Part of the Marine Science Internship's purpose is to familiarize young adults with common scientific procedures and methods of analysis in order to prepare our interns for a future full of scientific possibility. Today, the interns became well-versed in underwater transects, coral surveys and their out of water data application. Miles Cave, one of the marine science interns reported that, “today, diving out by Fort Saint Catherine, I laid my first transect line underwater and it was fun! First, we laid a 30 meter transect line, then I swam along the left side of the line while my diving buddy Eliza swam along the right side. We surveyed 6 of the most common species of coral in Bermuda one meter on either side of the transect line.”
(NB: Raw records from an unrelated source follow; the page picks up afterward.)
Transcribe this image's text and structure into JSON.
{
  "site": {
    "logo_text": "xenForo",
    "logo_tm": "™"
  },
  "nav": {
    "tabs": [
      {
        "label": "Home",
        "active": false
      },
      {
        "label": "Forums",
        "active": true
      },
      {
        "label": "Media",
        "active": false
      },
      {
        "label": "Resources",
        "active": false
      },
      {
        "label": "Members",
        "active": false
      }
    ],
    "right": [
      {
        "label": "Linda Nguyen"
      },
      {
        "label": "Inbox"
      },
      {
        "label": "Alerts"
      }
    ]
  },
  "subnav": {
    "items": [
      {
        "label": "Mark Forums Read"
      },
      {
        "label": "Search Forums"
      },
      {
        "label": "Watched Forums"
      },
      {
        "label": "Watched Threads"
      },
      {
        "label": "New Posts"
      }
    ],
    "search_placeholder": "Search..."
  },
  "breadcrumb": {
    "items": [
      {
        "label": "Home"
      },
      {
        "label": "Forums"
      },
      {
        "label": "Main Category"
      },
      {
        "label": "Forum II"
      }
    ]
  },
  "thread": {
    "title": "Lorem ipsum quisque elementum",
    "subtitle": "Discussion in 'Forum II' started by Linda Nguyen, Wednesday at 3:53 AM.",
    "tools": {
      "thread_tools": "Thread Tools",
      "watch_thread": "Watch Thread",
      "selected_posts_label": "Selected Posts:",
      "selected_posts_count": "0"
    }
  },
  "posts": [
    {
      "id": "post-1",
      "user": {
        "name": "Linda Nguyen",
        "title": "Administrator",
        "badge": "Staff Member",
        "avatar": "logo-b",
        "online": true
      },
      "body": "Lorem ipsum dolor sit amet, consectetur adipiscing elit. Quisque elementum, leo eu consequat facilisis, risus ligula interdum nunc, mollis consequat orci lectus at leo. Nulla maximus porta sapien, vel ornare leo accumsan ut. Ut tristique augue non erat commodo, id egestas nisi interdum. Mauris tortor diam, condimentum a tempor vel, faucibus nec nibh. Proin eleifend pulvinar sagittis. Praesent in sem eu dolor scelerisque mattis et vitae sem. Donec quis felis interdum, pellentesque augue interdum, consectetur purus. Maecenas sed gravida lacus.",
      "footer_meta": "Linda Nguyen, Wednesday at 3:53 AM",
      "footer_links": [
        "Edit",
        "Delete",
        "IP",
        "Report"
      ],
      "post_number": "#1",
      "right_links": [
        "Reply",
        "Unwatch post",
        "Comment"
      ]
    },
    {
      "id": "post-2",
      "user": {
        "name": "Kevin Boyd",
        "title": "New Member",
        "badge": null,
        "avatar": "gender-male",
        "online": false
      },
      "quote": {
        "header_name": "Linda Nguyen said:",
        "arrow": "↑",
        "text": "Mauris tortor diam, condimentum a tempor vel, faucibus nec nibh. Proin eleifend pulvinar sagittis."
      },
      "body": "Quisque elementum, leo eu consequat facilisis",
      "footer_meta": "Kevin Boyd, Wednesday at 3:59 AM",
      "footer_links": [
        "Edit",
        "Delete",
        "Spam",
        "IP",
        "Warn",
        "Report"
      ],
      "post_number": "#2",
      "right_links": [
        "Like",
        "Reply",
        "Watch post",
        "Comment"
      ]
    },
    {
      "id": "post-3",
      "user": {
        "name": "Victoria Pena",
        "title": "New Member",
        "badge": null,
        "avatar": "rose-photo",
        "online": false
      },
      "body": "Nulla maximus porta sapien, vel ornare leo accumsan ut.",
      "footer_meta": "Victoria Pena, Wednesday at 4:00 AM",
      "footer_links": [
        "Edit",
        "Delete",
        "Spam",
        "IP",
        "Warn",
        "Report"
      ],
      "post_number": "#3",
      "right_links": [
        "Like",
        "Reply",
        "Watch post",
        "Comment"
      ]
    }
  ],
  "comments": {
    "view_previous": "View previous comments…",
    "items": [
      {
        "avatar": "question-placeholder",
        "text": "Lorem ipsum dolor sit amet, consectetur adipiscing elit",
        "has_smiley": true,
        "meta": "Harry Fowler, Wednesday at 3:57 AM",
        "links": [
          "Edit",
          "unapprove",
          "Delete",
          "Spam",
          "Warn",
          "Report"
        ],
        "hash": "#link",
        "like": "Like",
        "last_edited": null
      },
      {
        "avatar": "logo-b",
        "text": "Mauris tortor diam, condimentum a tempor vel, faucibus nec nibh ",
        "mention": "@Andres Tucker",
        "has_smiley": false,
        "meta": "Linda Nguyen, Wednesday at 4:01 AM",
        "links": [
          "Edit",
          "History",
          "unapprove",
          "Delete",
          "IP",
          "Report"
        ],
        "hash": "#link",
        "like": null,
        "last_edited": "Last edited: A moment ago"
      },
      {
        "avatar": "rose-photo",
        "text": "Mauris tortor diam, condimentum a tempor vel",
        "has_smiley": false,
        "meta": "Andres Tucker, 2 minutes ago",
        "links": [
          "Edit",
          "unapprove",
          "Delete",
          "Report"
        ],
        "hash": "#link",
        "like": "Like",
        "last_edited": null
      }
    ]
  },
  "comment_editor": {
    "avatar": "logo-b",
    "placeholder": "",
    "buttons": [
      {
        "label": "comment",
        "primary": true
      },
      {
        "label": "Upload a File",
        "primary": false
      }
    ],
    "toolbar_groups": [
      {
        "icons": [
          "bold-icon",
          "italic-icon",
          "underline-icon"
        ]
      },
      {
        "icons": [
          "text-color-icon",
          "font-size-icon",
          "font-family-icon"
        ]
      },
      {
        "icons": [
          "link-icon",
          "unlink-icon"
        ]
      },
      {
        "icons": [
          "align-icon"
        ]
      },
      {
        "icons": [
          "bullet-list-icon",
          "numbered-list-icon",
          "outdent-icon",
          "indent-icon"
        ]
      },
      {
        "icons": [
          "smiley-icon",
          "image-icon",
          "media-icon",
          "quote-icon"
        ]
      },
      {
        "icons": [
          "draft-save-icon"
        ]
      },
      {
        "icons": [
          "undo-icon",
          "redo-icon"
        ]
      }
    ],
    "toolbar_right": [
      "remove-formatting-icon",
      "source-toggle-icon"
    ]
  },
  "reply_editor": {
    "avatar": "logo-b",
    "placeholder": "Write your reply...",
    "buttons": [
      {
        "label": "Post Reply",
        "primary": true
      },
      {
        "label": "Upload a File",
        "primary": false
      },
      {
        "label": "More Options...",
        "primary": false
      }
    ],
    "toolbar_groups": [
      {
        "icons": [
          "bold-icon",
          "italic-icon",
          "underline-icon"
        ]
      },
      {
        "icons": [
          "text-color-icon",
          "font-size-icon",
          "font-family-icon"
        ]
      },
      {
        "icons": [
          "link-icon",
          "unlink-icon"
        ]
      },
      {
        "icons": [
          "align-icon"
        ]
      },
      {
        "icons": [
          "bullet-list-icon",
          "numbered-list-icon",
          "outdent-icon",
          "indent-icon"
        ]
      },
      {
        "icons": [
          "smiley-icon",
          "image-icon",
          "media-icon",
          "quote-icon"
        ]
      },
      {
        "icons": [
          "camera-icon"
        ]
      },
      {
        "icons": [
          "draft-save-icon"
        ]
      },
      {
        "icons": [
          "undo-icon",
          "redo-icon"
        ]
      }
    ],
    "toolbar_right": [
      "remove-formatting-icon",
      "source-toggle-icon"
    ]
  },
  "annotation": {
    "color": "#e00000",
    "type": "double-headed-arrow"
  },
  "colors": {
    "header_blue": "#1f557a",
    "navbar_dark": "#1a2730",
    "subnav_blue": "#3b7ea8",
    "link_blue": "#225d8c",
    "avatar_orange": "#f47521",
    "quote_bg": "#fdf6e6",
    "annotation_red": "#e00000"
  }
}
The interns were trying to determine how many corals of each species were present per meter squared. They took the data that each of the interns collected out on the Fort Saint Katherine coral reefs back to the computer lab to calculate the average density of each coral colony. The interns determined that Diploria strigosa and the common purple sea fan were the most abundant species of coral on the surveyed reef, while Montastrea cavernosa was the least dense.